The last remaining hurdle to cover was the FIPS 140.2 cryptographic requirements. Once again, DEB reached out to it's University partners and collaborated with it's CISO to review what was in place, what was needed to meet specification, and what it was going to take to get there. DEB System Administrators worked closely with local VA security, installed a series of Solaris upgrades, and met the FIPS prerequisites.

DEB received final approval in May 2009 to reestablish VA-UTHSCSA research operations. The prostate bio-repository went back on line, is fully operational, and is now scheduled for a major software upgrade. In addition, two diabetes trials have opened, there are several existing trials awaiting approval, and a growing queue of new trials waiting to be started.

Given an opportunity to reflect on these events, there were several key factors leading to this successful outcome. DEB has always and continues to operate in a transparent and open environment. University Compliance, Central IT, Information Security, the Institutional Review Board, and University Internal Audit have always been considered partners and members of the research team. This present a dichotomy not unusual for research in that DEB functions as an independent research organization, but also depends on the University enterprise for services making the success of both intertwined. By working within the enterprise, taking the council of partners, and being open to outside input, the only change DEB actually made to get research with the VA moving again was to install the FIPS-specific upgrades. In fact, in the operational model, this would have been done at the VA's request regardless of the VA research shutdown. We truly believe that cooperation leads to collaboration.
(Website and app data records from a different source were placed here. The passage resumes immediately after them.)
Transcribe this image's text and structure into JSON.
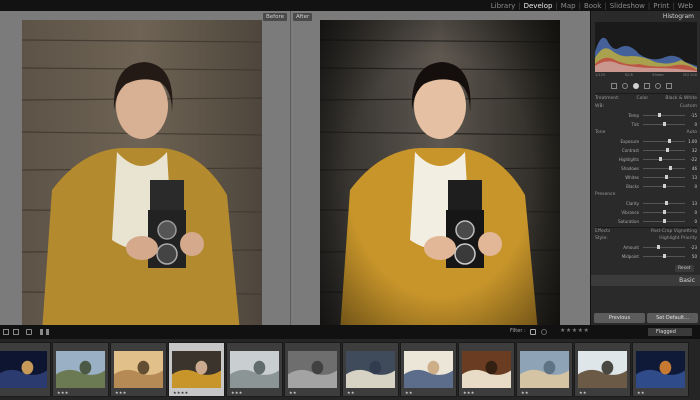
{
  "modules": [
    "Library",
    "Develop",
    "Map",
    "Book",
    "Slideshow",
    "Print",
    "Web"
  ],
  "active_module": "Develop",
  "center": {
    "before_label": "Before",
    "after_label": "After"
  },
  "right_panel": {
    "histogram_title": "Histogram",
    "histogram_readout": [
      "1/125",
      "f/2.8",
      "50mm",
      "ISO 200"
    ],
    "treatment": {
      "label": "Treatment:",
      "color": "Color",
      "bw": "Black & White"
    },
    "wb": {
      "label": "WB:",
      "value": "Custom"
    },
    "tone": {
      "label": "Tone",
      "auto": "Auto"
    },
    "presence": {
      "label": "Presence"
    },
    "sliders_wb": [
      {
        "label": "Temp",
        "value": "-15",
        "pos": 0.4
      },
      {
        "label": "Tint",
        "value": "0",
        "pos": 0.5
      }
    ],
    "sliders_tone": [
      {
        "label": "Exposure",
        "value": "1.00",
        "pos": 0.62
      },
      {
        "label": "Contrast",
        "value": "32",
        "pos": 0.58
      },
      {
        "label": "Highlights",
        "value": "-22",
        "pos": 0.42
      },
      {
        "label": "Shadows",
        "value": "46",
        "pos": 0.66
      },
      {
        "label": "Whites",
        "value": "13",
        "pos": 0.55
      },
      {
        "label": "Blacks",
        "value": "0",
        "pos": 0.5
      }
    ],
    "sliders_presence": [
      {
        "label": "Clarity",
        "value": "13",
        "pos": 0.55
      },
      {
        "label": "Vibrance",
        "value": "0",
        "pos": 0.5
      },
      {
        "label": "Saturation",
        "value": "0",
        "pos": 0.5
      }
    ],
    "effects_label": "Effects",
    "vignette_label": "Post-Crop Vignetting",
    "style_label": "Style:",
    "style_value": "Highlight Priority",
    "sliders_effects": [
      {
        "label": "Amount",
        "value": "-23",
        "pos": 0.38
      },
      {
        "label": "Midpoint",
        "value": "50",
        "pos": 0.5
      },
      {
        "label": "Roundness",
        "value": "0",
        "pos": 0.5
      },
      {
        "label": "Feather",
        "value": "50",
        "pos": 0.5
      },
      {
        "label": "Highlights",
        "value": "0",
        "pos": 0.5
      }
    ],
    "reset_button": "Reset",
    "basic_title": "Basic",
    "previous_button": "Previous",
    "set_default_button": "Set Default..."
  },
  "filmbar": {
    "filter_label": "Filter :",
    "flag_value": "Flagged"
  },
  "filmstrip": [
    {
      "stars": "",
      "scene": "night"
    },
    {
      "stars": "★★★",
      "scene": "hills"
    },
    {
      "stars": "★★★",
      "scene": "sunset"
    },
    {
      "stars": "★★★★",
      "scene": "portrait"
    },
    {
      "stars": "★★★",
      "scene": "fog"
    },
    {
      "stars": "★★",
      "scene": "bridge"
    },
    {
      "stars": "★★",
      "scene": "kids"
    },
    {
      "stars": "★★",
      "scene": "boy"
    },
    {
      "stars": "★★★",
      "scene": "cafe"
    },
    {
      "stars": "★★",
      "scene": "coast"
    },
    {
      "stars": "★★",
      "scene": "trees"
    },
    {
      "stars": "★★",
      "scene": "city"
    }
  ]
}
During this process, we did learn a few lessons. As difficult as it was at times, we recognized the importance of patience. This was key in realigning the two organizations. The stakes are high, the problem complex, and the variables almost too numerous to count and persistence pays off. We remained determined in our efforts even when it seemed like all of our attempts were failures. We also understood while research is DEB's top priority, it's just one of the VA's many missions. There were times we had to wait until they were ready and able to work with us. Lastly, this experience reinforced how important partners are to any successful operation. This would not have been possible if the VA ACOS for Research (Dr. Peter Melby), his assistant chief (Dr. Kim Summers), the University's CIO (Mr. Jerry York), and his Chief Information Security Officer (Mr. David Nelson) were not as committed, dedicated, and diligent as they all proved to be.

For those that would like additional information, learn more of our experiences, or discuss details from the text, I would be pleased to share what we've done and what we've learned. I can be reached at sanns@uthscsa.edu.

Member Viewpoints

Featured in issues of the GIR Newsletter and the GIR website, these articles are contributed by GIR representatives on current IT-related issues, challenge solutions, and technological innovations in academic medical institutions.